3. Facing rising energy prices, the automobile industry's fortunes erode dramatically as the consumer is nonresponsive to further incentives. Ford (F) loses more than $1 billion in the second quarter of the year. William Ford Jr. steps down.
4. With the cost of capital declining to unprecedented low levels, a relatively quick restoration of order in South America and the emergence of an overall calm in Iraq (as President Bush orders more troops in to stabilize that country), merger activity explodes and stock prices follow suit. The world equities markets end the year nearly 30% higher than the May lows and close at about 15% higher than year-end 2003 levels. Financial stocks and, briefly, oil stocks are the principal market leaders, but technology stocks languish throughout the entire year (portability proves to be a nonevent) and end the year slightly lower than at 2003's year end.
Despite a widespread belief that housing activity will fall off the cliff, the rise in home prices (fueled by ever-lower mortgage rates) continues apace and begins to resemble the bubble in the Nasdaq of the late 1990s.5. Beginning at midyear, Genworth Financial, the General Electric spinoff, embarks on a series of high-profile acquisitions (which include CNA Financial (CNA), Fidelity Financial and H&R Block (HRB)), spurring an unprecedented round of industry consolidation in the financial sector. 6. After the minipanic in the markets in the first half, and in response to Genworth Financial's takeover announcements, the following acquisitions are announced and consummated:

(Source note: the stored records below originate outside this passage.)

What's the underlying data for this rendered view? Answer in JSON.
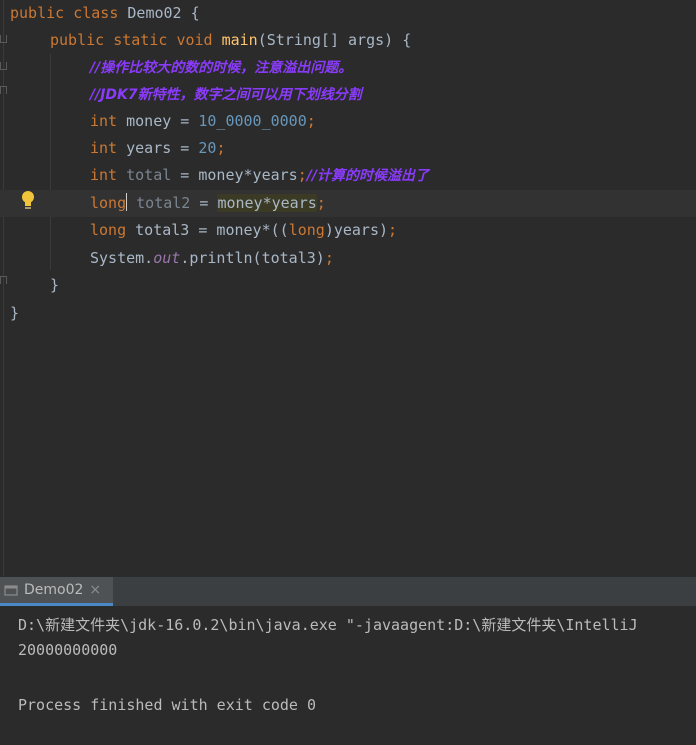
{
  "editor": {
    "lines": {
      "l1": {
        "kw1": "public",
        "kw2": "class",
        "rest": " Demo02 {"
      },
      "l2": {
        "kw1": "public",
        "kw2": "static",
        "kw3": "void",
        "fn": "main",
        "rest": "(String[] args) {"
      },
      "l3": {
        "comment": "//操作比较大的数的时候，注意溢出问题。"
      },
      "l4": {
        "comment": "//JDK7新特性，数字之间可以用下划线分割"
      },
      "l5": {
        "type": "int",
        "name": " money = ",
        "num": "10_0000_0000",
        "end": ";"
      },
      "l6": {
        "type": "int",
        "name": " years = ",
        "num": "20",
        "end": ";"
      },
      "l7": {
        "type": "int",
        "name": "total",
        "mid": " = money*years",
        "end": ";",
        "comment": "//计算的时候溢出了"
      },
      "l8": {
        "type": "long",
        "name": "total2",
        "mid": " = ",
        "expr": "money*years",
        "end": ";"
      },
      "l9": {
        "type": "long",
        "pre": " total3 = money*((",
        "cast": "long",
        "post": ")years)",
        "end": ";"
      },
      "l10": {
        "pre": "System.",
        "field": "out",
        "post": ".println(total3)",
        "end": ";"
      },
      "l11": {
        "text": "}"
      },
      "l12": {
        "text": "}"
      }
    }
  },
  "run_panel": {
    "tab_label": "Demo02",
    "tab_close": "×",
    "output": [
      "D:\\新建文件夹\\jdk-16.0.2\\bin\\java.exe \"-javaagent:D:\\新建文件夹\\IntelliJ",
      "20000000000",
      "",
      "Process finished with exit code 0"
    ]
  },
  "colors": {
    "keyword": "#cc7832",
    "method": "#ffc66d",
    "number": "#6897bb",
    "comment": "#8a3bfa",
    "field": "#9876aa"
  },
  "icons": {
    "bulb": "lightbulb-icon",
    "close": "close-icon"
  }
}
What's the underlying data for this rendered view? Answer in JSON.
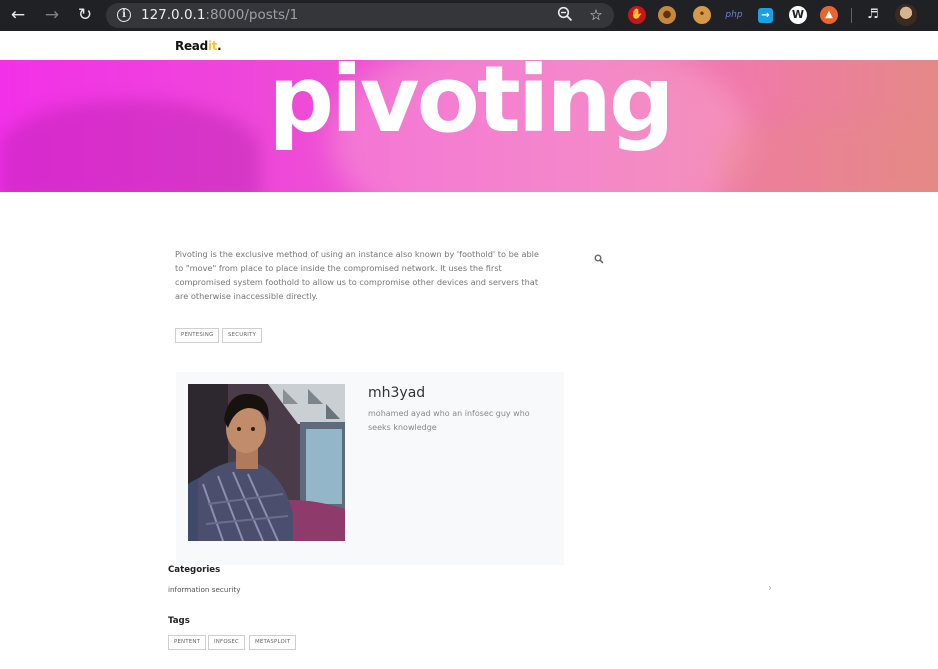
{
  "browser": {
    "url_host": "127.0.0.1",
    "url_rest": ":8000/posts/1",
    "icons": [
      "back-icon",
      "forward-icon",
      "reload-icon",
      "info-icon",
      "zoom-icon",
      "star-icon"
    ],
    "extensions": [
      "ublock-icon",
      "cookie-icon",
      "cookie-editor-icon",
      "php-icon",
      "bookmark-icon",
      "wappalyzer-icon",
      "hackbar-icon",
      "media-icon",
      "profile-avatar"
    ],
    "ext_php_label": "php",
    "ext_w_label": "W"
  },
  "site": {
    "logo_main": "Read",
    "logo_accent": "it",
    "logo_dot": "."
  },
  "post": {
    "title": "pivoting",
    "body": "Pivoting is the exclusive method of using an instance also known by 'foothold' to be able to \"move\" from place to place inside the compromised network. It uses the first compromised system foothold to allow us to compromise other devices and servers that are otherwise inaccessible directly.",
    "tags": [
      "PENTESING",
      "SECURITY"
    ]
  },
  "author": {
    "name": "mh3yad",
    "bio": "mohamed ayad who an infosec guy who seeks knowledge"
  },
  "sidebar": {
    "categories_heading": "Categories",
    "categories": [
      "information security"
    ],
    "tags_heading": "Tags",
    "tags": [
      "PENTENT",
      "INFOSEC",
      "METASPLOIT"
    ]
  },
  "colors": {
    "hero_start": "#f230e8",
    "hero_end": "#e58987",
    "logo_accent": "#fbc531",
    "chrome_bg": "#202124",
    "author_box_bg": "#f8f9fa"
  }
}
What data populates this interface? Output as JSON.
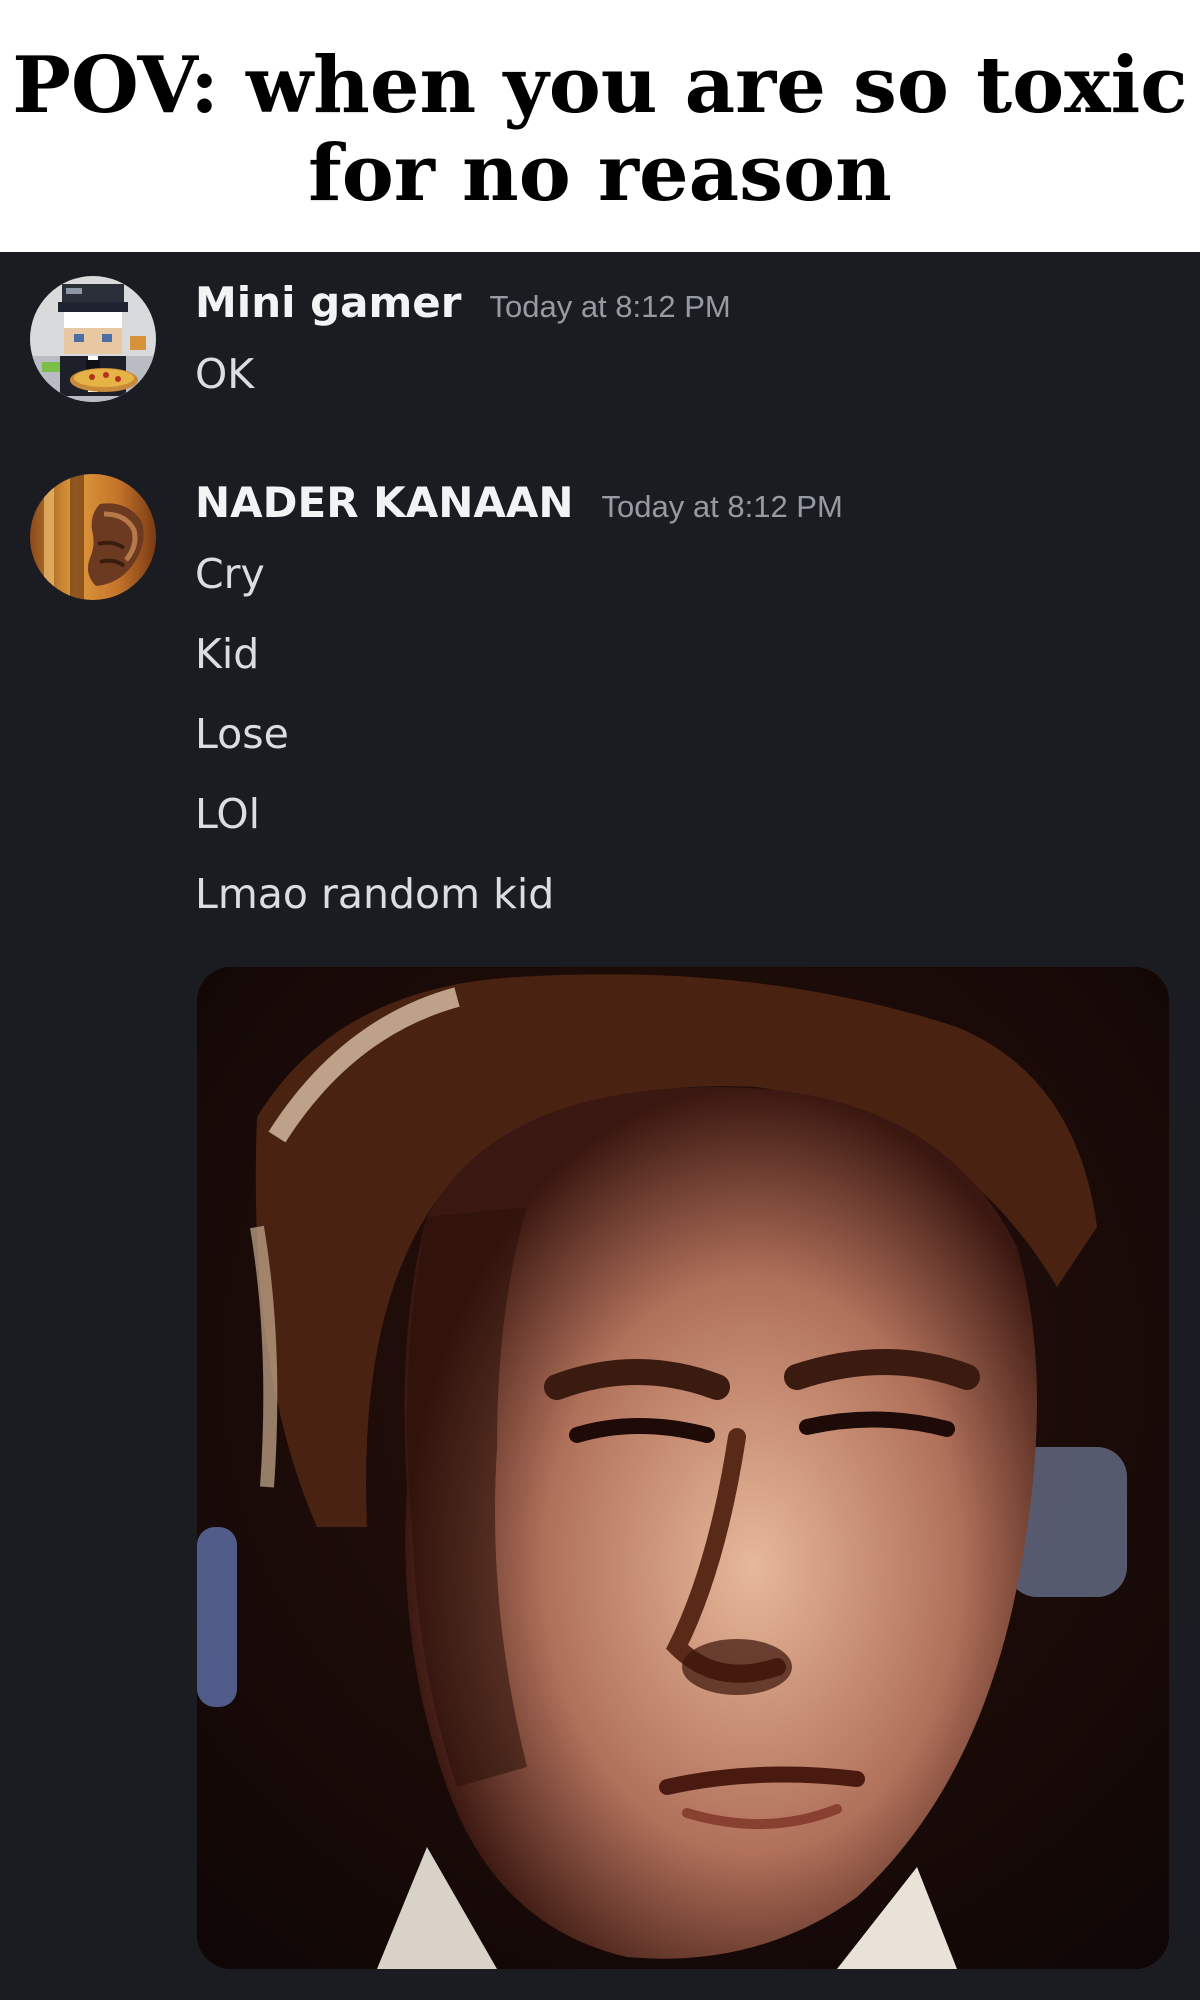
{
  "meme": {
    "caption": "POV: when you are so toxic for no reason"
  },
  "chat": {
    "background": "#1b1c21",
    "messages": [
      {
        "username": "Mini gamer",
        "timestamp": "Today at 8:12 PM",
        "lines": [
          "OK"
        ],
        "avatar": "minecraft-pizza-avatar"
      },
      {
        "username": "NADER KANAAN",
        "timestamp": "Today at 8:12 PM",
        "lines": [
          "Cry",
          "Kid",
          "Lose",
          "LOl",
          "Lmao random kid"
        ],
        "avatar": "armored-hand-avatar",
        "attachment": "reaction-gif-squinting-man"
      }
    ]
  }
}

(MGG) acquire a loss-ridden
Fifth Third Banks
National Commerce Financial
Polo Ralph Lauren
(RL) is acquired in a leveraged buyout.